==== Material provided

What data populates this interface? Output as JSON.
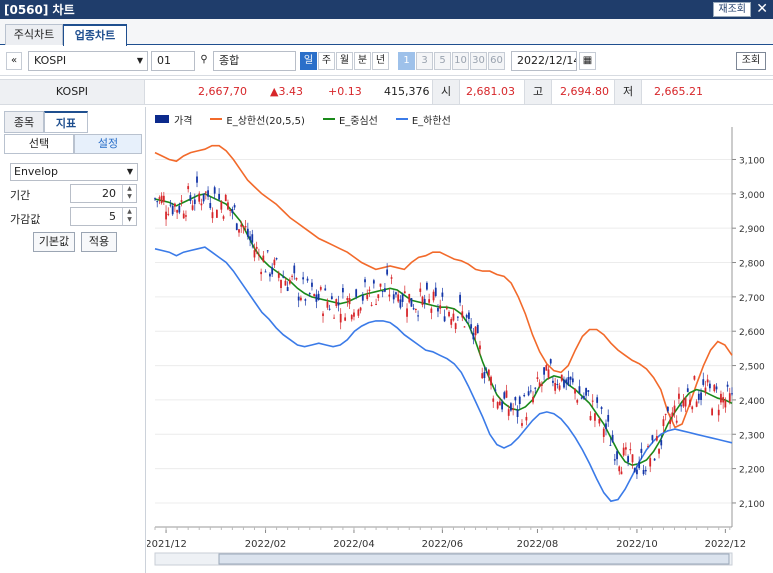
{
  "window": {
    "title": "[0560] 차트",
    "reinquire_label": "재조회",
    "close_glyph": "✕"
  },
  "top_tabs": [
    {
      "label": "주식차트",
      "active": false
    },
    {
      "label": "업종차트",
      "active": true
    }
  ],
  "toolbar": {
    "collapse_glyph": "«",
    "market_select": "KOSPI",
    "code": "01",
    "search_glyph": "⚲",
    "name": "종합",
    "periods": [
      "일",
      "주",
      "월",
      "분",
      "년"
    ],
    "active_period": "일",
    "intervals": [
      "1",
      "3",
      "5",
      "10",
      "30",
      "60"
    ],
    "date": "2022/12/14",
    "calendar_glyph": "▦",
    "query_label": "조회"
  },
  "quote": {
    "index_name": "KOSPI",
    "price": "2,667,70",
    "change": "▲3.43",
    "rate": "+0.13",
    "volume": "415,376",
    "open_label": "시",
    "open": "2,681.03",
    "high_label": "고",
    "high": "2,694.80",
    "low_label": "저",
    "low": "2,665.21"
  },
  "left_panel": {
    "tabs": [
      "종목",
      "지표"
    ],
    "active_tab": "지표",
    "segments": [
      "선택",
      "설정"
    ],
    "active_segment": "설정",
    "indicator": "Envelop",
    "period_label": "기간",
    "period_value": "20",
    "rate_label": "가감값",
    "rate_value": "5",
    "default_button": "기본값",
    "apply_button": "적용"
  },
  "chart_data": {
    "type": "line",
    "legend": [
      {
        "name": "가격",
        "color": "#0c2a8c",
        "kind": "box"
      },
      {
        "name": "E_상한선(20,5,5)",
        "color": "#f26a2b",
        "kind": "line"
      },
      {
        "name": "E_중심선",
        "color": "#1a8a1a",
        "kind": "line"
      },
      {
        "name": "E_하한선",
        "color": "#3b7be8",
        "kind": "line"
      }
    ],
    "ylim": [
      2030,
      3180
    ],
    "y_ticks": [
      3100,
      3000,
      2900,
      2800,
      2700,
      2600,
      2500,
      2400,
      2300,
      2200,
      2100
    ],
    "y_tick_labels": [
      "3,100",
      "3,000",
      "2,900",
      "2,800",
      "2,700",
      "2,600",
      "2,500",
      "2,400",
      "2,300",
      "2,200",
      "2,100"
    ],
    "x_tick_labels": [
      "2021/12",
      "2022/02",
      "2022/04",
      "2022/06",
      "2022/08",
      "2022/10",
      "2022/12"
    ],
    "x_tick_idx": [
      5,
      50,
      90,
      130,
      173,
      218,
      258
    ],
    "series": [
      {
        "name": "E_상한선(20,5,5)",
        "color": "#f26a2b",
        "values": [
          3120,
          3110,
          3100,
          3095,
          3110,
          3120,
          3125,
          3130,
          3140,
          3140,
          3125,
          3100,
          3070,
          3040,
          3020,
          3000,
          2985,
          2970,
          2950,
          2930,
          2915,
          2900,
          2885,
          2870,
          2860,
          2850,
          2840,
          2830,
          2815,
          2800,
          2790,
          2780,
          2785,
          2790,
          2785,
          2780,
          2800,
          2815,
          2820,
          2830,
          2830,
          2820,
          2810,
          2805,
          2795,
          2780,
          2775,
          2775,
          2765,
          2760,
          2740,
          2700,
          2650,
          2590,
          2540,
          2505,
          2485,
          2480,
          2500,
          2545,
          2585,
          2605,
          2605,
          2590,
          2565,
          2545,
          2530,
          2515,
          2505,
          2490,
          2465,
          2430,
          2365,
          2320,
          2330,
          2385,
          2445,
          2500,
          2545,
          2570,
          2560,
          2530
        ]
      },
      {
        "name": "E_중심선",
        "color": "#1a8a1a",
        "values": [
          2985,
          2980,
          2975,
          2965,
          2975,
          2985,
          2995,
          3000,
          2990,
          2980,
          2970,
          2945,
          2920,
          2880,
          2840,
          2810,
          2790,
          2775,
          2760,
          2745,
          2725,
          2710,
          2700,
          2695,
          2690,
          2685,
          2680,
          2685,
          2695,
          2705,
          2710,
          2715,
          2720,
          2725,
          2720,
          2705,
          2690,
          2685,
          2680,
          2675,
          2670,
          2670,
          2665,
          2650,
          2620,
          2570,
          2510,
          2460,
          2415,
          2390,
          2375,
          2370,
          2380,
          2400,
          2440,
          2460,
          2470,
          2465,
          2445,
          2430,
          2410,
          2390,
          2360,
          2330,
          2290,
          2250,
          2220,
          2210,
          2215,
          2225,
          2250,
          2285,
          2330,
          2365,
          2395,
          2420,
          2430,
          2425,
          2415,
          2405,
          2400,
          2390
        ]
      },
      {
        "name": "E_하한선",
        "color": "#3b7be8",
        "values": [
          2840,
          2835,
          2830,
          2820,
          2830,
          2835,
          2840,
          2845,
          2830,
          2815,
          2800,
          2775,
          2745,
          2715,
          2685,
          2655,
          2635,
          2610,
          2590,
          2575,
          2560,
          2555,
          2560,
          2565,
          2560,
          2555,
          2560,
          2575,
          2600,
          2615,
          2625,
          2630,
          2630,
          2625,
          2610,
          2590,
          2575,
          2560,
          2545,
          2540,
          2530,
          2520,
          2505,
          2480,
          2440,
          2395,
          2350,
          2300,
          2270,
          2260,
          2270,
          2290,
          2315,
          2340,
          2360,
          2365,
          2360,
          2345,
          2320,
          2290,
          2255,
          2215,
          2170,
          2130,
          2105,
          2110,
          2140,
          2180,
          2220,
          2255,
          2280,
          2300,
          2310,
          2315,
          2310,
          2305,
          2300,
          2295,
          2290,
          2285,
          2280,
          2275
        ]
      }
    ]
  }
}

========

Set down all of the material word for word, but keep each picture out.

_Reply to the exercise_
What data populates this interface? Output as JSON.
{
  "window": {
    "title": "[0560] 차트",
    "reinquire_label": "재조회",
    "close_glyph": "✕"
  },
  "top_tabs": [
    {
      "label": "주식차트",
      "active": false
    },
    {
      "label": "업종차트",
      "active": true
    }
  ],
  "toolbar": {
    "collapse_glyph": "«",
    "market_select": "KOSPI",
    "code": "01",
    "search_glyph": "⚲",
    "name": "종합",
    "periods": [
      "일",
      "주",
      "월",
      "분",
      "년"
    ],
    "active_period": "일",
    "intervals": [
      "1",
      "3",
      "5",
      "10",
      "30",
      "60"
    ],
    "date": "2022/12/14",
    "calendar_glyph": "▦",
    "query_label": "조회"
  },
  "quote": {
    "index_name": "KOSPI",
    "price": "2,667,70",
    "change": "▲3.43",
    "rate": "+0.13",
    "volume": "415,376",
    "open_label": "시",
    "open": "2,681.03",
    "high_label": "고",
    "high": "2,694.80",
    "low_label": "저",
    "low": "2,665.21"
  },
  "left_panel": {
    "tabs": [
      "종목",
      "지표"
    ],
    "active_tab": "지표",
    "segments": [
      "선택",
      "설정"
    ],
    "active_segment": "설정",
    "indicator": "Envelop",
    "period_label": "기간",
    "period_value": "20",
    "rate_label": "가감값",
    "rate_value": "5",
    "default_button": "기본값",
    "apply_button": "적용"
  },
  "chart_data": {
    "type": "line",
    "legend": [
      {
        "name": "가격",
        "color": "#0c2a8c",
        "kind": "box"
      },
      {
        "name": "E_상한선(20,5,5)",
        "color": "#f26a2b",
        "kind": "line"
      },
      {
        "name": "E_중심선",
        "color": "#1a8a1a",
        "kind": "line"
      },
      {
        "name": "E_하한선",
        "color": "#3b7be8",
        "kind": "line"
      }
    ],
    "ylim": [
      2030,
      3180
    ],
    "y_ticks": [
      3100,
      3000,
      2900,
      2800,
      2700,
      2600,
      2500,
      2400,
      2300,
      2200,
      2100
    ],
    "y_tick_labels": [
      "3,100",
      "3,000",
      "2,900",
      "2,800",
      "2,700",
      "2,600",
      "2,500",
      "2,400",
      "2,300",
      "2,200",
      "2,100"
    ],
    "x_tick_labels": [
      "2021/12",
      "2022/02",
      "2022/04",
      "2022/06",
      "2022/08",
      "2022/10",
      "2022/12"
    ],
    "x_tick_idx": [
      5,
      50,
      90,
      130,
      173,
      218,
      258
    ],
    "series": [
      {
        "name": "E_상한선(20,5,5)",
        "color": "#f26a2b",
        "values": [
          3120,
          3110,
          3100,
          3095,
          3110,
          3120,
          3125,
          3130,
          3140,
          3140,
          3125,
          3100,
          3070,
          3040,
          3020,
          3000,
          2985,
          2970,
          2950,
          2930,
          2915,
          2900,
          2885,
          2870,
          2860,
          2850,
          2840,
          2830,
          2815,
          2800,
          2790,
          2780,
          2785,
          2790,
          2785,
          2780,
          2800,
          2815,
          2820,
          2830,
          2830,
          2820,
          2810,
          2805,
          2795,
          2780,
          2775,
          2775,
          2765,
          2760,
          2740,
          2700,
          2650,
          2590,
          2540,
          2505,
          2485,
          2480,
          2500,
          2545,
          2585,
          2605,
          2605,
          2590,
          2565,
          2545,
          2530,
          2515,
          2505,
          2490,
          2465,
          2430,
          2365,
          2320,
          2330,
          2385,
          2445,
          2500,
          2545,
          2570,
          2560,
          2530
        ]
      },
      {
        "name": "E_중심선",
        "color": "#1a8a1a",
        "values": [
          2985,
          2980,
          2975,
          2965,
          2975,
          2985,
          2995,
          3000,
          2990,
          2980,
          2970,
          2945,
          2920,
          2880,
          2840,
          2810,
          2790,
          2775,
          2760,
          2745,
          2725,
          2710,
          2700,
          2695,
          2690,
          2685,
          2680,
          2685,
          2695,
          2705,
          2710,
          2715,
          2720,
          2725,
          2720,
          2705,
          2690,
          2685,
          2680,
          2675,
          2670,
          2670,
          2665,
          2650,
          2620,
          2570,
          2510,
          2460,
          2415,
          2390,
          2375,
          2370,
          2380,
          2400,
          2440,
          2460,
          2470,
          2465,
          2445,
          2430,
          2410,
          2390,
          2360,
          2330,
          2290,
          2250,
          2220,
          2210,
          2215,
          2225,
          2250,
          2285,
          2330,
          2365,
          2395,
          2420,
          2430,
          2425,
          2415,
          2405,
          2400,
          2390
        ]
      },
      {
        "name": "E_하한선",
        "color": "#3b7be8",
        "values": [
          2840,
          2835,
          2830,
          2820,
          2830,
          2835,
          2840,
          2845,
          2830,
          2815,
          2800,
          2775,
          2745,
          2715,
          2685,
          2655,
          2635,
          2610,
          2590,
          2575,
          2560,
          2555,
          2560,
          2565,
          2560,
          2555,
          2560,
          2575,
          2600,
          2615,
          2625,
          2630,
          2630,
          2625,
          2610,
          2590,
          2575,
          2560,
          2545,
          2540,
          2530,
          2520,
          2505,
          2480,
          2440,
          2395,
          2350,
          2300,
          2270,
          2260,
          2270,
          2290,
          2315,
          2340,
          2360,
          2365,
          2360,
          2345,
          2320,
          2290,
          2255,
          2215,
          2170,
          2130,
          2105,
          2110,
          2140,
          2180,
          2220,
          2255,
          2280,
          2300,
          2310,
          2315,
          2310,
          2305,
          2300,
          2295,
          2290,
          2285,
          2280,
          2275
        ]
      }
    ]
  }
}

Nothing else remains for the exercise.